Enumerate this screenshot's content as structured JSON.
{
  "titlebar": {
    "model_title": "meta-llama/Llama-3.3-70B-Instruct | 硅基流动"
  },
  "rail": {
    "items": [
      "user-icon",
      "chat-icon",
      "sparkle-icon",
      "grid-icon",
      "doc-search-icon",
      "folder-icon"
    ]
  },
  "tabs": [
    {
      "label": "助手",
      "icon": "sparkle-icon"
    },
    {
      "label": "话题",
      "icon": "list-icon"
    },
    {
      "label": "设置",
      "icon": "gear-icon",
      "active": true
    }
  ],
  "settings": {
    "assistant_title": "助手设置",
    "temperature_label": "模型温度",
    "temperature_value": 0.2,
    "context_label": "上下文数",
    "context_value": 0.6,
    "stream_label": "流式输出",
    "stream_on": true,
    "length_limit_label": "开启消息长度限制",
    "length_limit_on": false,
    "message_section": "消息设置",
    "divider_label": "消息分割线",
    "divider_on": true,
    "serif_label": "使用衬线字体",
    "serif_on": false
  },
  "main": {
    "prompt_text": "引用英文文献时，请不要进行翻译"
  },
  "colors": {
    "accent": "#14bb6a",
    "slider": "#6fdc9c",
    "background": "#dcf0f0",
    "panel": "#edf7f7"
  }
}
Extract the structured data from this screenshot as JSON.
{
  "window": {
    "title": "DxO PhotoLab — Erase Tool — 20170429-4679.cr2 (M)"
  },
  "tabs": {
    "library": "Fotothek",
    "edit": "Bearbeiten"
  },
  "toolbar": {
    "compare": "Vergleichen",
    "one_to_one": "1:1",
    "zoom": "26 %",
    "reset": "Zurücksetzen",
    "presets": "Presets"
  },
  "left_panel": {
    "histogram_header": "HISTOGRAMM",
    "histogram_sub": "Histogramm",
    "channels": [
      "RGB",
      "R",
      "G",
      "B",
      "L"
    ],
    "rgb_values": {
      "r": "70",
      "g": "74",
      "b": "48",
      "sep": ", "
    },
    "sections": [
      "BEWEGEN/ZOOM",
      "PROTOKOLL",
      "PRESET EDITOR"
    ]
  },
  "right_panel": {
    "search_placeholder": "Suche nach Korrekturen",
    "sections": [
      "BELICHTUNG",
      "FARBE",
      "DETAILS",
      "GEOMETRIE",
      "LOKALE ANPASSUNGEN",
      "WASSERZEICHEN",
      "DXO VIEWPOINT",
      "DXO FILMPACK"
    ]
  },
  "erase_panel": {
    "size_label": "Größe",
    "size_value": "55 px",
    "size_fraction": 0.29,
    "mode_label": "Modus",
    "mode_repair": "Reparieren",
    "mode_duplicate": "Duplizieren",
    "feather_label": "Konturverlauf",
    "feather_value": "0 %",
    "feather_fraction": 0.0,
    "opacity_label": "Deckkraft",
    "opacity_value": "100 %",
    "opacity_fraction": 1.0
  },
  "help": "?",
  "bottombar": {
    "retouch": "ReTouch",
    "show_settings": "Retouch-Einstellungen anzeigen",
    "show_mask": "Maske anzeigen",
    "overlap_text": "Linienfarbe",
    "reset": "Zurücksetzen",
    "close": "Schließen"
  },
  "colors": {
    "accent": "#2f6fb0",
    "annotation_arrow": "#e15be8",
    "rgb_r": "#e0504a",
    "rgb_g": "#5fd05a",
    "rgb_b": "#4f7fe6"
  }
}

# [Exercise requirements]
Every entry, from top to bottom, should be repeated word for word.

# [Problem solution]
Enumerate this screenshot's content as structured JSON.
{
  "titlebar": {
    "model_title": "meta-llama/Llama-3.3-70B-Instruct | 硅基流动"
  },
  "rail": {
    "items": [
      "user-icon",
      "chat-icon",
      "sparkle-icon",
      "grid-icon",
      "doc-search-icon",
      "folder-icon"
    ]
  },
  "tabs": [
    {
      "label": "助手",
      "icon": "sparkle-icon"
    },
    {
      "label": "话题",
      "icon": "list-icon"
    },
    {
      "label": "设置",
      "icon": "gear-icon",
      "active": true
    }
  ],
  "settings": {
    "assistant_title": "助手设置",
    "temperature_label": "模型温度",
    "temperature_value": 0.2,
    "context_label": "上下文数",
    "context_value": 0.6,
    "stream_label": "流式输出",
    "stream_on": true,
    "length_limit_label": "开启消息长度限制",
    "length_limit_on": false,
    "message_section": "消息设置",
    "divider_label": "消息分割线",
    "divider_on": true,
    "serif_label": "使用衬线字体",
    "serif_on": false
  },
  "main": {
    "prompt_text": "引用英文文献时，请不要进行翻译"
  },
  "colors": {
    "accent": "#14bb6a",
    "slider": "#6fdc9c",
    "background": "#dcf0f0",
    "panel": "#edf7f7"
  }
}
Extract the structured data from this screenshot as JSON.
{
  "window": {
    "title": "DxO PhotoLab — Erase Tool — 20170429-4679.cr2 (M)"
  },
  "tabs": {
    "library": "Fotothek",
    "edit": "Bearbeiten"
  },
  "toolbar": {
    "compare": "Vergleichen",
    "one_to_one": "1:1",
    "zoom": "26 %",
    "reset": "Zurücksetzen",
    "presets": "Presets"
  },
  "left_panel": {
    "histogram_header": "HISTOGRAMM",
    "histogram_sub": "Histogramm",
    "channels": [
      "RGB",
      "R",
      "G",
      "B",
      "L"
    ],
    "rgb_values": {
      "r": "70",
      "g": "74",
      "b": "48",
      "sep": ", "
    },
    "sections": [
      "BEWEGEN/ZOOM",
      "PROTOKOLL",
      "PRESET EDITOR"
    ]
  },
  "right_panel": {
    "search_placeholder": "Suche nach Korrekturen",
    "sections": [
      "BELICHTUNG",
      "FARBE",
      "DETAILS",
      "GEOMETRIE",
      "LOKALE ANPASSUNGEN",
      "WASSERZEICHEN",
      "DXO VIEWPOINT",
      "DXO FILMPACK"
    ]
  },
  "erase_panel": {
    "size_label": "Größe",
    "size_value": "55 px",
    "size_fraction": 0.29,
    "mode_label": "Modus",
    "mode_repair": "Reparieren",
    "mode_duplicate": "Duplizieren",
    "feather_label": "Konturverlauf",
    "feather_value": "0 %",
    "feather_fraction": 0.0,
    "opacity_label": "Deckkraft",
    "opacity_value": "100 %",
    "opacity_fraction": 1.0
  },
  "help": "?",
  "bottombar": {
    "retouch": "ReTouch",
    "show_settings": "Retouch-Einstellungen anzeigen",
    "show_mask": "Maske anzeigen",
    "overlap_text": "Linienfarbe",
    "reset": "Zurücksetzen",
    "close": "Schließen"
  },
  "colors": {
    "accent": "#2f6fb0",
    "annotation_arrow": "#e15be8",
    "rgb_r": "#e0504a",
    "rgb_g": "#5fd05a",
    "rgb_b": "#4f7fe6"
  }
}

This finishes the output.